Josie’s pride and joy of the Hubbard Hospital was the new maternity ward. She envisioned a place where Black mothers and infants could receive not only maternity medical care, but health care and health education in general. The goal was to increase the health and mortality of both mothers and children. Her wish was to provide a support system for poor patients, a community support system. She wanted the hospital to provide more than just treatment for sickness. So what did she do? She formed another club called the Negro Women Health Club. (Holy wow, this was why she wore herself out….Just in this post… THREE clubs…AN OFFICER in THREE clubs.) Josie said “The club will try to touch the home life directly and indirectly of many unfortunate ones who no doubt will be inmates of the hospital and under the auspices of the club, with headquarters at Meharry, mothers’ meetings will be held, where topics will be discussed relative to rearing healthy children, the precautions to be used during the summer and the care that should be commenced even before birth.(4)
Josie English Wells and her colleagues and friends did something new. They did something necessary.They did something amazing. They built a hospital from the ground up. They attended a meeting one day and decided “we are going to build a hospital.” It was the first of many firsts accomplished by her generation. These foundations, all the firsts, are a beautiful testament strength and dedication of these individuals who were both the children of slaves and parents and grandparents of civil rights activists. Every story counts.
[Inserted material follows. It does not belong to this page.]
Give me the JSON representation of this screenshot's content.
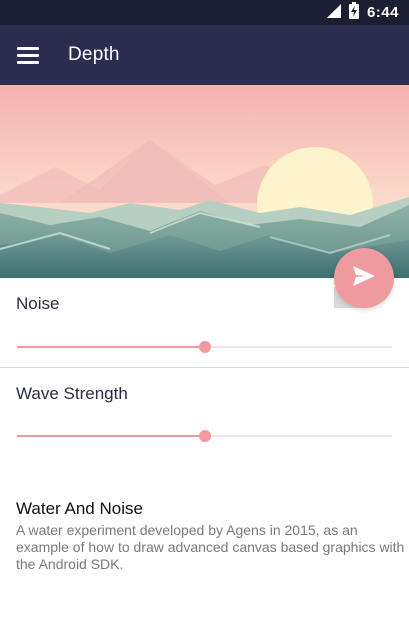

(1) San Antonion Light, Santonio, TX 23 Sep 1897 pg.7(accessed genealogybank.com)
(2)The Nashville Globe, Nashville, TN 1 Sep 1909 pg.5(accessed newspapers.com)
(3) Romans, C.V., Meharry Medical College: A History (accessed hathidigital.org)
(4)The Tennessean, Nashville, TN 15Aug 1910, pg. 5 (accessed newspapers.com)
One thought on “Hubbard Hospital”
The saying, “if you want something done, ask the busiest person in the room” is totally true. I am sure Josie was that person!